[Data extract Boundary: Start]

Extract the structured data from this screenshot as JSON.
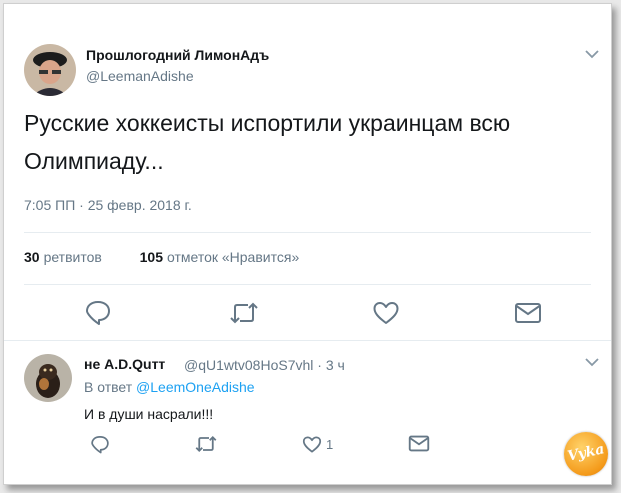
{
  "tweet": {
    "author_name": "Прошлогодний ЛимонАдъ",
    "author_handle": "@LeemanAdishe",
    "text_line1": "Русские хоккеисты испортили украинцам всю",
    "text_line2": "Олимпиаду...",
    "timestamp": "7:05 ПП · 25 февр. 2018 г.",
    "retweets_count": "30",
    "retweets_label": "ретвитов",
    "likes_count": "105",
    "likes_label": "отметок «Нравится»"
  },
  "reply": {
    "author_name": "не A.D.Quтт",
    "author_handle": "@qU1wtv08HoS7vhl",
    "age": "· 3 ч",
    "reply_to_prefix": "В ответ",
    "reply_to_handle": "@LeemOneAdishe",
    "text": "И в души насрали!!!",
    "like_count": "1"
  },
  "watermark": {
    "text": "Vyka"
  },
  "colors": {
    "icon": "#657786",
    "link": "#1da1f2",
    "text": "#14171a"
  }
}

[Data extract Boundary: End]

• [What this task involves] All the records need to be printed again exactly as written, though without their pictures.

• [The answer]
Extract the structured data from this screenshot as JSON.
{
  "tweet": {
    "author_name": "Прошлогодний ЛимонАдъ",
    "author_handle": "@LeemanAdishe",
    "text_line1": "Русские хоккеисты испортили украинцам всю",
    "text_line2": "Олимпиаду...",
    "timestamp": "7:05 ПП · 25 февр. 2018 г.",
    "retweets_count": "30",
    "retweets_label": "ретвитов",
    "likes_count": "105",
    "likes_label": "отметок «Нравится»"
  },
  "reply": {
    "author_name": "не A.D.Quтт",
    "author_handle": "@qU1wtv08HoS7vhl",
    "age": "· 3 ч",
    "reply_to_prefix": "В ответ",
    "reply_to_handle": "@LeemOneAdishe",
    "text": "И в души насрали!!!",
    "like_count": "1"
  },
  "watermark": {
    "text": "Vyka"
  },
  "colors": {
    "icon": "#657786",
    "link": "#1da1f2",
    "text": "#14171a"
  }
}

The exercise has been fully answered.